View from the Street: Trump’s Empty Presidency

View from the Street: Trump’s Empty Presidency
Kevin Pringle


In different circumstances, the Scottish-American relationship would now be the best, most productive it has ever been.


Long in the shadow of our Irish cousins when it comes to lobbying for investment and accessing US decision-makers, Scots have often stretched credibility in trying to claim American presidents as one of “oor ain”.


Much was made, for example, of the fact that Barack Obama’s ancestry could supposedly be traced back to Scottish king William the Lion, who reigned from 1165-1214.


The Scottish Government invited Obama to the first Year of Homecoming in 2009, but unsurprisingly he didn’t show up.
So the election of a president whose mother grew up on Lewis should have been a godsend in helping to turn sentiment for Scotland stateside into hard commercial and cultural outreach.


Unfortunately, of course, the president in question is Donald J Trump.


I attended the excellent 4 July celebrations organised by the US Consulate-General in Edinburgh, and the VIP speakers all talked eloquently and knowledgeably about the links between our nations, about how each has been and remains important to the other, about tales from the past and hopes for the future.


The theme of the reception was innovation, and we even had a senior NASA official beamed in to wish us a happy Independence Day. 


But it was striking that, despite having a president who is half-Scottish, nobody mentioned Trump at all in the official proceedings.


Yet the other striking thing was that our enthusiasm for the US was undimmed.

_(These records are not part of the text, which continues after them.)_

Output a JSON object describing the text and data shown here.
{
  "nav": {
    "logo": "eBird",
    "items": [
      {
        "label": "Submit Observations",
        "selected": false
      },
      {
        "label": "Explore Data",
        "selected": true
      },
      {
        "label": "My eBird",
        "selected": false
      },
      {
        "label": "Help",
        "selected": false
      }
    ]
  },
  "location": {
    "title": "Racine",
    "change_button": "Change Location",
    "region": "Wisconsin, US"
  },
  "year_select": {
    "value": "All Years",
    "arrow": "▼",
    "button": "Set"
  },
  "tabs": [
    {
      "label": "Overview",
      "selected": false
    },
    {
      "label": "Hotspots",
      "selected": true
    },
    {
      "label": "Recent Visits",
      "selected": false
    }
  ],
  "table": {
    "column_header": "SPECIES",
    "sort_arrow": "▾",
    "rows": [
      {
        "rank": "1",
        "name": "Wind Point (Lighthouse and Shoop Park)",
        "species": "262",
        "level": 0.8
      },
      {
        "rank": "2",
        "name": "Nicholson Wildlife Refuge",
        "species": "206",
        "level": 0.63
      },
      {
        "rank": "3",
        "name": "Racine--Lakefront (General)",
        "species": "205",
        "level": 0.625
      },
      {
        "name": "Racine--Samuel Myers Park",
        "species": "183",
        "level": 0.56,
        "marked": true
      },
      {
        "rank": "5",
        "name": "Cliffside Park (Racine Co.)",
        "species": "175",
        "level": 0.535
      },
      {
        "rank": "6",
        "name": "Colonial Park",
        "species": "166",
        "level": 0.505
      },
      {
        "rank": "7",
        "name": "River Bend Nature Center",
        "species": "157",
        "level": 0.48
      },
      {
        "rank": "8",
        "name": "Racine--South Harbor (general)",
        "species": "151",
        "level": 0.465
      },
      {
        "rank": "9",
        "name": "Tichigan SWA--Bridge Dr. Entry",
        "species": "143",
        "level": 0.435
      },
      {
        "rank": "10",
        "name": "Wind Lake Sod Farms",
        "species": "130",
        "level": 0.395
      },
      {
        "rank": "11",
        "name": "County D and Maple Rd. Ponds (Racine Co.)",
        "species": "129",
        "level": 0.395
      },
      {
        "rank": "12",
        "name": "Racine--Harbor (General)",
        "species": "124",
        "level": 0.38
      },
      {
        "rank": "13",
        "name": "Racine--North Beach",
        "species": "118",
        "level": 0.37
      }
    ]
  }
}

For a start, the event packed out the function rooms of Edinburgh’s city chambers, and it had a number of impressive sponsors.


We were blinded by the science of the man from NASA, and bowled over by the one of the consular staff’s rendition of the Stars and Stripes.
It was as if Trump didn’t exist.


While President Trump is obviously all too real, in a curious sense his presidency is at least only partly formed.


An unprecedented number of some of the most crucial jobs in government – including senior diplomats, commissioners to regulate trade and the economy, airport security administrators and officials who deal with natural disasters – have yet to be filled by a presidential appointee.


A disturbing feature in Vanity Fair by Michael Lewis exposes the Trump White House’s chronic neglect of the Department of Energy (DOE). 


Despite its name, around half of the DOE’s budget is spent on maintaining and guarding America’s nuclear weapons, and around $2bn of that goes into hunting down weapons-grade plutonium and uranium at loose in the world. In the past eight years the DOE’s National Nuclear Security Administration has collected enough material to make 160 nuclear bombs, and the department trains every international atomic energy inspector.


Yet as Lewis reports, Trump’s people didn’t grasp any of this, and even worse didn’t seem to care. 


After being elected, Obama and Bush had nominated their top 10 people at the DOE by now and installed most of them. Trump has nominated three and installed just one: former Texas Governor Rick Perry as Energy Secretary – who used to want to abolish the department.


There is a lot of drama happening in Washington just now but not much governing being done by the White House. Government is happening elsewhere.


When Trump announced that he was pulling out of the Paris Climate Accord, Michael Bloomberg and California Governor Jerry Brown launched America’s Pledge, a new initiative that will report on the individual efforts taken by US states, cities and businesses to drive down greenhouse emissions “consistent with the goals of the Paris Agreement.”


And Trump even hinted during his Bastille Day visit to France that he might reverse his decision. So much for consistency.


We had his odious announcement this week via Twitter of a ban on transgender people serving in the armed forces. But the Chairman of the Joint Chiefs of Staff, General Joseph Dunford, has informed service members that there will be “no modifications to the current policy until the President’s direction has been received by the Secretary of Defense and the Secretary has issued implementation guidelines.” In the meantime “we will continue to treat all of our personnel with respect,” Dunford wrote in a memo to the military.


Who knows when – or even if – it will happen.


In a late night sitting, the US Senate rejected a measure to repeal parts of the Obamacare health system, thanks to three Republicans voting against the Bill, including John McCain. That scuppers Trump’s number one promise. Of the border wall, there is, thankfully, no sign yet.


There are many other issues of course, but the question – which I guess we will only be able to answer in the run-up to the next presidential election in 2020 – is whether it’s possible to have a presidency that doesn’t make any difference and doesn’t actually accomplish anything; that is all sound and fury, signifying nothing. That may raise bigger questions about a balanced system and structure of government that Americans take great pride in.


But in the meantime, it may be the best that America, and the rest of the world, can hope for.